=== WORK TASK ===
Report how many lines in the records below contain the word "icon". Give only the number.

=== RECORDS PROVIDED ===
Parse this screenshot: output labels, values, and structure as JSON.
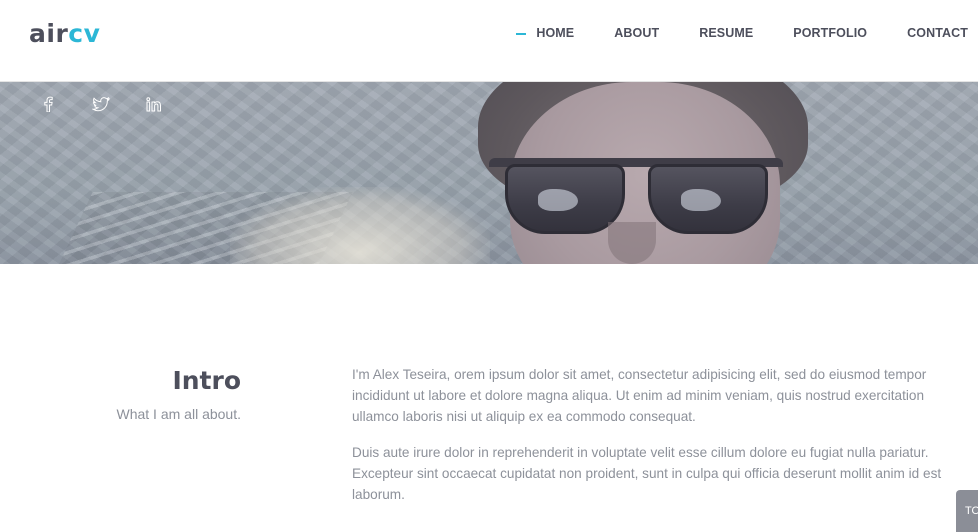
{
  "header": {
    "logo_part1": "air",
    "logo_part2": "cv",
    "brand_color": "#2cb7d6",
    "nav": [
      {
        "label": "HOME",
        "active": true
      },
      {
        "label": "ABOUT"
      },
      {
        "label": "RESUME"
      },
      {
        "label": "PORTFOLIO"
      },
      {
        "label": "CONTACT"
      }
    ]
  },
  "hero": {
    "social": [
      "facebook-icon",
      "twitter-icon",
      "linkedin-icon"
    ]
  },
  "intro": {
    "title": "Intro",
    "subtitle": "What I am all about.",
    "paragraphs": [
      "I'm Alex Teseira, orem ipsum dolor sit amet, consectetur adipisicing elit, sed do eiusmod tempor incididunt ut labore et dolore magna aliqua. Ut enim ad minim veniam, quis nostrud exercitation ullamco laboris nisi ut aliquip ex ea commodo consequat.",
      "Duis aute irure dolor in reprehenderit in voluptate velit esse cillum dolore eu fugiat nulla pariatur. Excepteur sint occaecat cupidatat non proident, sunt in culpa qui officia deserunt mollit anim id est laborum."
    ]
  },
  "to_top": {
    "label": "TO"
  }
}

=== WRITTEN RESPONSE ===
3